§ EXTRACTED RECORDS:
****************************************
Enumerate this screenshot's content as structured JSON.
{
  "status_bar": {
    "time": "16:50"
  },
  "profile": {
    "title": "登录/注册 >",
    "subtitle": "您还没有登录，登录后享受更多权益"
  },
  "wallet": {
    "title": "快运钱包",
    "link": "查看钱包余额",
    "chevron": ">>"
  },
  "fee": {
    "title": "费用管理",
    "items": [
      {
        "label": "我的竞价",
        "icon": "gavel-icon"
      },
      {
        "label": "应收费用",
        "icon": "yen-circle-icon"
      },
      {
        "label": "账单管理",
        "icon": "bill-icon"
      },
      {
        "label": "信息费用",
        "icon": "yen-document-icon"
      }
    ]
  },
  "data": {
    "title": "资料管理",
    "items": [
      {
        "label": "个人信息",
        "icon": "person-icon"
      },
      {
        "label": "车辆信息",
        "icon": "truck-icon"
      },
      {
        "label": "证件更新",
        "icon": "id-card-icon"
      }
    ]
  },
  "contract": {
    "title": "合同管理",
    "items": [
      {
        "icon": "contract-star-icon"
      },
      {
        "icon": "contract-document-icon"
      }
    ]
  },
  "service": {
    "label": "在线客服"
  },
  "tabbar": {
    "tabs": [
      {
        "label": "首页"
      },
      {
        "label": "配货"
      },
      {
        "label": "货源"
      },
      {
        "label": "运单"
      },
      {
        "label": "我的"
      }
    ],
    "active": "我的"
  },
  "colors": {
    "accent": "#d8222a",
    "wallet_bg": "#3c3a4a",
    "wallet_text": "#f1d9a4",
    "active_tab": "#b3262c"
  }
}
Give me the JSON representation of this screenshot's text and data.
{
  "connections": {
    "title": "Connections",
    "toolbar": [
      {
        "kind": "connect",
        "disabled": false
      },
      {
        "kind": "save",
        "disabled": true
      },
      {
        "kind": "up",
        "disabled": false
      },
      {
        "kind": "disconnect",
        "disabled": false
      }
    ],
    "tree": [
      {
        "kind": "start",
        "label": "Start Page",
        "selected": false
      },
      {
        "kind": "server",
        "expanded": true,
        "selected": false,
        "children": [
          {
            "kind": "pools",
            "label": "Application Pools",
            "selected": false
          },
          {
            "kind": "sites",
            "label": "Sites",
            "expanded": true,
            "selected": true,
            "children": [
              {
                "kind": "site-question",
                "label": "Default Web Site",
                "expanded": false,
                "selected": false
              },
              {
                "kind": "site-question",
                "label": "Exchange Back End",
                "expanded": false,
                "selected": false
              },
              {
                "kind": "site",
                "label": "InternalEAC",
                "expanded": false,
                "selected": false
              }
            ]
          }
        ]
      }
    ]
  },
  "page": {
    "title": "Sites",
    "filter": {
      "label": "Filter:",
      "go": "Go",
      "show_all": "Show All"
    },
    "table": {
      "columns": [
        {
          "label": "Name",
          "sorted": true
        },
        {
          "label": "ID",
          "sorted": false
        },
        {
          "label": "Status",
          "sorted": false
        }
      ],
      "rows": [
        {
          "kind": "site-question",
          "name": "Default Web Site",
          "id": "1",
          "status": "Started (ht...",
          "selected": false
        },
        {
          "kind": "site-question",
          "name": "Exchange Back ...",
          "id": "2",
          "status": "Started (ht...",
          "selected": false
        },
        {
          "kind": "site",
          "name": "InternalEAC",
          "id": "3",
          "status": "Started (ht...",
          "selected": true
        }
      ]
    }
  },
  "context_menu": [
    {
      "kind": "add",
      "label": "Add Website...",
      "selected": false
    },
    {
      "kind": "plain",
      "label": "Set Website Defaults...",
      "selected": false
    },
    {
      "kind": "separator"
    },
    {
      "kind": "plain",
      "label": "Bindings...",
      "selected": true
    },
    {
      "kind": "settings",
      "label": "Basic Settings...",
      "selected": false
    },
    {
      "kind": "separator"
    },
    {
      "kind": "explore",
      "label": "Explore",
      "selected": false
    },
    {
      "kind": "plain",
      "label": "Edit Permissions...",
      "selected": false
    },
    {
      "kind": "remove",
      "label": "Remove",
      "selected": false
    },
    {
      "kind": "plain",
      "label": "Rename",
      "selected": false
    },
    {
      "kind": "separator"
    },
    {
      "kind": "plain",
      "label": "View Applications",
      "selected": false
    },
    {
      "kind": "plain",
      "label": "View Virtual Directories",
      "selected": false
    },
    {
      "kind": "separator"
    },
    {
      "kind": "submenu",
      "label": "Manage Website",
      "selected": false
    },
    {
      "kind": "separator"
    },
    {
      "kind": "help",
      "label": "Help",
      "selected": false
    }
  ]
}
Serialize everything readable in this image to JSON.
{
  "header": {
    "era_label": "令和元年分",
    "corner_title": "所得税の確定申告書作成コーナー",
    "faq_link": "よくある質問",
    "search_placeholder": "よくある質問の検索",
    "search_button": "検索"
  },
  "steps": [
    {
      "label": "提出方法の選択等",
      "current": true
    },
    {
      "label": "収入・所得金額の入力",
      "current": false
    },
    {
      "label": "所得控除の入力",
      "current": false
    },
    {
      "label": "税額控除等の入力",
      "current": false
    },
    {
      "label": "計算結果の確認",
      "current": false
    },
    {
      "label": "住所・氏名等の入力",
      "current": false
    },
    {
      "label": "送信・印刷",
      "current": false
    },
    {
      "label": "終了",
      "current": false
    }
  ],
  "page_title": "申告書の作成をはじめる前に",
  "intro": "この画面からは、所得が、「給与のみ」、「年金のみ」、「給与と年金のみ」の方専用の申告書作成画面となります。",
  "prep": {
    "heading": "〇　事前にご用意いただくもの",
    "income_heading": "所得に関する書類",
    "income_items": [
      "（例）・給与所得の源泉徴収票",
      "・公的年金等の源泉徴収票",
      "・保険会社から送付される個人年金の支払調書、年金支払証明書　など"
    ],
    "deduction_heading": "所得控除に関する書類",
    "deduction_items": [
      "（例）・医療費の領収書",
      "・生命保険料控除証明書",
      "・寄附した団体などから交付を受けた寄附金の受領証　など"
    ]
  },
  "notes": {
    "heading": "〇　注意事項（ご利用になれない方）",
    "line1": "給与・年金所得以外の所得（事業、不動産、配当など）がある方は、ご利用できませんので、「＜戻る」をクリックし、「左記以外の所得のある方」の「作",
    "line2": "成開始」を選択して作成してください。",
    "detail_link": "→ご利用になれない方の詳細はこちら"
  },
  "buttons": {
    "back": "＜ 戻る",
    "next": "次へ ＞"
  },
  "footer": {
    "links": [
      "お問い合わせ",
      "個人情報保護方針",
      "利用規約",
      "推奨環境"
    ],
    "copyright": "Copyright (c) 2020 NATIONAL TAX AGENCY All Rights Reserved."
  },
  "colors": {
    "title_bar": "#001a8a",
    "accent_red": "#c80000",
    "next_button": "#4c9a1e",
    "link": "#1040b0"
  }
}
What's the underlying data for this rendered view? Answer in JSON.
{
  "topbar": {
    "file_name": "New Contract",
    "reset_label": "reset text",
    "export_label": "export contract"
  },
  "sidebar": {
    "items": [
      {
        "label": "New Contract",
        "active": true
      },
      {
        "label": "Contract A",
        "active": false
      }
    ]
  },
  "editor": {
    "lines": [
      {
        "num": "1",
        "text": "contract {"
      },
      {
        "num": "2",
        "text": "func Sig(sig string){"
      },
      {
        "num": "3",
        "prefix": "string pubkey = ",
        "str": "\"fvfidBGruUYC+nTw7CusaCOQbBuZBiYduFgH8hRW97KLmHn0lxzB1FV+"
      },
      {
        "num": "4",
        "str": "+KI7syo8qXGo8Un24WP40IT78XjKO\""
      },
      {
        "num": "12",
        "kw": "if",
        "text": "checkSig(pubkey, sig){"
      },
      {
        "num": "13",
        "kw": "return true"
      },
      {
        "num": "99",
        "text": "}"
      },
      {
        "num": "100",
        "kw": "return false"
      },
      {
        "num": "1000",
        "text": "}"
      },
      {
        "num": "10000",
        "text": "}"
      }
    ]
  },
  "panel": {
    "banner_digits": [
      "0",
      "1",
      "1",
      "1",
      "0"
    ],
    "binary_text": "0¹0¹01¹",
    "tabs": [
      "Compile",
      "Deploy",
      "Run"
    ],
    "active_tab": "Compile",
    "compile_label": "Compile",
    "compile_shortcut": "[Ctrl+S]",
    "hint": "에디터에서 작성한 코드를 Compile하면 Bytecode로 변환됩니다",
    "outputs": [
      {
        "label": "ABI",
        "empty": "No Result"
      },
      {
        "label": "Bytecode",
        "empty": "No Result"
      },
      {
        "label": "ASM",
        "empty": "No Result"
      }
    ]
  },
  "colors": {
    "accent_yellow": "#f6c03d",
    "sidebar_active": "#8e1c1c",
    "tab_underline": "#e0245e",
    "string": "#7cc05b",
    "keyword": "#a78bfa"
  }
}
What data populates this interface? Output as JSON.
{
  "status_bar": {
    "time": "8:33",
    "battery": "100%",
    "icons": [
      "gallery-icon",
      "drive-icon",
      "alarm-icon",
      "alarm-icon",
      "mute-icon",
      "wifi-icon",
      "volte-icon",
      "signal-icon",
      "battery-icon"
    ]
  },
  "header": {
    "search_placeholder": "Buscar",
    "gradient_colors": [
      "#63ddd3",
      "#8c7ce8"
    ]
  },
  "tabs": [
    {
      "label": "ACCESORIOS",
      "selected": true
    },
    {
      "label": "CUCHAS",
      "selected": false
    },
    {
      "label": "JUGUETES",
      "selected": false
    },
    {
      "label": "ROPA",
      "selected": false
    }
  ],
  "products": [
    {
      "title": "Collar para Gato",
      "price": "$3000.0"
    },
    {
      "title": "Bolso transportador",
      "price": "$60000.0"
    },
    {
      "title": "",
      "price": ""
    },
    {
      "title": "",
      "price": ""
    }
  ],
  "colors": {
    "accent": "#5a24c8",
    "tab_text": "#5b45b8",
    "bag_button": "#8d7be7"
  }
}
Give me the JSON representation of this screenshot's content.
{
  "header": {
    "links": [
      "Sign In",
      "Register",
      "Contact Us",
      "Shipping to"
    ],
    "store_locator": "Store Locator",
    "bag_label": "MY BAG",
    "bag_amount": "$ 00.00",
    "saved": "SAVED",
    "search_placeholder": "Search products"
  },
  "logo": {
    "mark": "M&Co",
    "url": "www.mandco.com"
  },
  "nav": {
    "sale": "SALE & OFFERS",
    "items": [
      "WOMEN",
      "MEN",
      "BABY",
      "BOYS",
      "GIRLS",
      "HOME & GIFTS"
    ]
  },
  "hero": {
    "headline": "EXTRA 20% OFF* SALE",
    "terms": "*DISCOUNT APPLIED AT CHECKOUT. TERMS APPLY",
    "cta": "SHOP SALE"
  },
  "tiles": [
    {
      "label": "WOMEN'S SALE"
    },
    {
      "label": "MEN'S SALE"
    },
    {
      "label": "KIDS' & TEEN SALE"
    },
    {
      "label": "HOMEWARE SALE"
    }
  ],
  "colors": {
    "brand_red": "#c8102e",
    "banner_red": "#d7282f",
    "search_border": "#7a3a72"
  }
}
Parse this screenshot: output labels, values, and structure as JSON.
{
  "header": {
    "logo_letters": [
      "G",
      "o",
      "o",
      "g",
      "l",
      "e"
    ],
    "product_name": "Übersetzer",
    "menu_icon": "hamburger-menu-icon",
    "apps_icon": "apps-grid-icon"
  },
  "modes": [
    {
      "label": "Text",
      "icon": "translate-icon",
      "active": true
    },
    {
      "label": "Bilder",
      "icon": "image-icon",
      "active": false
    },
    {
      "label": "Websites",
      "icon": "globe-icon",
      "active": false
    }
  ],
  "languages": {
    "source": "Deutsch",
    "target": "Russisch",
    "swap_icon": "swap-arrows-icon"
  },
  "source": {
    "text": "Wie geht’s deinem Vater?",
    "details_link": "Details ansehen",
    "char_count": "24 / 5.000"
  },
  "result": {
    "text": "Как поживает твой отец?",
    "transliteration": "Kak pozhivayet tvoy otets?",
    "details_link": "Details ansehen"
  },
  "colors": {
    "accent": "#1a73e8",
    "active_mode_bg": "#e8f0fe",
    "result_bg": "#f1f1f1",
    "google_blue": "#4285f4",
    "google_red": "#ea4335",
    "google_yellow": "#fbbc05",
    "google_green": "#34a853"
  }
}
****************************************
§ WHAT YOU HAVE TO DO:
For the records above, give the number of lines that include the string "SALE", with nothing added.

§ ANSWER TO THE PROBLEM:
7